Illegal-drug sales boom from Internet
The Internet's speed, efficiency and convenience has drastically changed the way people work and play over the past decade, but it also has changed the way the underground world works -- or so the Japanese authorities are discovering to their dismay.
Take the buying and selling of illegal drugs. Use of recreational substances such as heroine and cocaine in Japan is far less than in the United States and many other industrialized nations, but the proliferation of illegal drugs has been rising steadily. According to the government, more than 406 kilograms of drugs were confiscated last year alone.
Moreover, it has become far easier to gain access to the drugs as a result of the Internet, which seems to have proven irresistible to many Japanese in their 20s.
"Even less than 10 years ago, you had to go to specific areas ... like Kabukicho," part of Tokyo's bustling Shinjuku district, to acquire illegal substances, said one man in his early 30s on condition of anonymity. "You really had to know where exactly to go, and when. Now, if you spend a few minutes online, it's really easy to get access to information about the soft stuff," such as marijuana.

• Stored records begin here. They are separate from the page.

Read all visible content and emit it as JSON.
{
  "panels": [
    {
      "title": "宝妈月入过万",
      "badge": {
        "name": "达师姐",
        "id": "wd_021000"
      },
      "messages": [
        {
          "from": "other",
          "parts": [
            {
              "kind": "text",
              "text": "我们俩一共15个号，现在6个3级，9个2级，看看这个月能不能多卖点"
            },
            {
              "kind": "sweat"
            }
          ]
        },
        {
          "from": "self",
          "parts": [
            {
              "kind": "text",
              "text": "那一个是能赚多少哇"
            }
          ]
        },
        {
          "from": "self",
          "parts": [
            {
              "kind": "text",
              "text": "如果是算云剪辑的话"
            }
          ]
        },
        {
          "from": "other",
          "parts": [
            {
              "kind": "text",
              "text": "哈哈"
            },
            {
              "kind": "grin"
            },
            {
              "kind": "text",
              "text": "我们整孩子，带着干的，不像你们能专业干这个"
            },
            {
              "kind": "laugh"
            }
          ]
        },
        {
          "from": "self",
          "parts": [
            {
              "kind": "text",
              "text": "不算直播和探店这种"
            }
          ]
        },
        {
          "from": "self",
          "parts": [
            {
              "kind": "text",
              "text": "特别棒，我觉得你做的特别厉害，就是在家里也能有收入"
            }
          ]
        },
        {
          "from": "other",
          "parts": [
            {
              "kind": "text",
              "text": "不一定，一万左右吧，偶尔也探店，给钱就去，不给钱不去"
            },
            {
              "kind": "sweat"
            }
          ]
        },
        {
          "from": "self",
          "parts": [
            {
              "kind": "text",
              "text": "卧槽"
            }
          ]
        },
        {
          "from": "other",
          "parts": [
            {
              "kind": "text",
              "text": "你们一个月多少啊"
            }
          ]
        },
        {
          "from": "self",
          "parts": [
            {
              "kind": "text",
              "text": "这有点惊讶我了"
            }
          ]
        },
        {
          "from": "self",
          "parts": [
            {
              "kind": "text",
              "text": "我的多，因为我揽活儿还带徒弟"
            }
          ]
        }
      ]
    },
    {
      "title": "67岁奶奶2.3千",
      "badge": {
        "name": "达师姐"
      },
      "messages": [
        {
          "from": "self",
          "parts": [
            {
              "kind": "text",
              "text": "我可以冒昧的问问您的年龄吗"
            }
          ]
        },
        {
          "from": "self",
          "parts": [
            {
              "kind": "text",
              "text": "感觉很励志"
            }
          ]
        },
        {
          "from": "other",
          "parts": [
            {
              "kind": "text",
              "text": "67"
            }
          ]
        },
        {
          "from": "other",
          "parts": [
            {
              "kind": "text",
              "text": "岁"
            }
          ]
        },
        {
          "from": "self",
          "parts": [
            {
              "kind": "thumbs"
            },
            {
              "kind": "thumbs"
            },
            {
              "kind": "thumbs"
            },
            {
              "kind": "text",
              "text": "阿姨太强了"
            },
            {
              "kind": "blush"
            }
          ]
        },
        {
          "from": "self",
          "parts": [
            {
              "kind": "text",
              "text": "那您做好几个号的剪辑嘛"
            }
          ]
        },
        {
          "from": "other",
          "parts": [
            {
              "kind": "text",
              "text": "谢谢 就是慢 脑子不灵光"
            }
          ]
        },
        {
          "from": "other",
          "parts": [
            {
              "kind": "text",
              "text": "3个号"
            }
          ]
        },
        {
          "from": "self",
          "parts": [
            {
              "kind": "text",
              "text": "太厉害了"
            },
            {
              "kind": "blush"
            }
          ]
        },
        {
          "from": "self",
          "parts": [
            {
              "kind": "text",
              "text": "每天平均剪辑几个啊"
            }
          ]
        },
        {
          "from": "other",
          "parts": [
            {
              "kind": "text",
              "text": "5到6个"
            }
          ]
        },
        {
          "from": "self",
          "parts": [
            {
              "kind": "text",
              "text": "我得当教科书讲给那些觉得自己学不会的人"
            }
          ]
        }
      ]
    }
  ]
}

Late last week the Japanese health ministry announced the arrest of at least 60 people over the past seven months for selling illegal drugs over the Internet. Last year only 10 people were arrested.
Government officials said the surge in the number of arrests was largely due to the establishment last January of a special task force devoted solely to cracking down on online dealings. By setting up offices in eight locations across Japan, the task force was able to bolster its monitoring of activities, including posing as customers and then arresting those who were selling the drugs.
The health ministry said drug dealers post special notices online that potential customers can recognize, and then they can negotiate the quantity and price of the drugs through text-messaging. Ministry officials said most transactions are done anonymously, where the dealer and the buyer never actually meet or even speak directly to each other.
The ministry acknowledged that the convenience and efficiency of the market created by the Internet has expanded the number of people who have become involved in the Japanese drug scene.
Meanwhile, some critics have noted that the police force and other government agencies were slow to recognize the potential of the World Wide Web to be used for criminal activity. They argue that if the authorities had been quicker to understand the downside risks of the Internet and had established a task force such as the one set up a few years ago, then the number of those now involved in illegal drugs could have been kept lower.
For instance, of the 60 people arrested over the past seven months, most had regular jobs and were not part of the Yakuza network, or Japanese mob operation, that hitherto has dominated the illegal-substances market. Among those who were arrested was a practicing physician from Okayama prefecture.
The emergence of the Internet also has led to a surge in sales of drugs that are not approved for sale in Japan but are readily available elsewhere, such as Viagra, the medication for erectile dysfunction. Although popular worldwide, Viagra has not yet been approved by the Japanese drug authority, something that makes it a prime candidate for illegal online sales.
Copyright 2005 by United Press International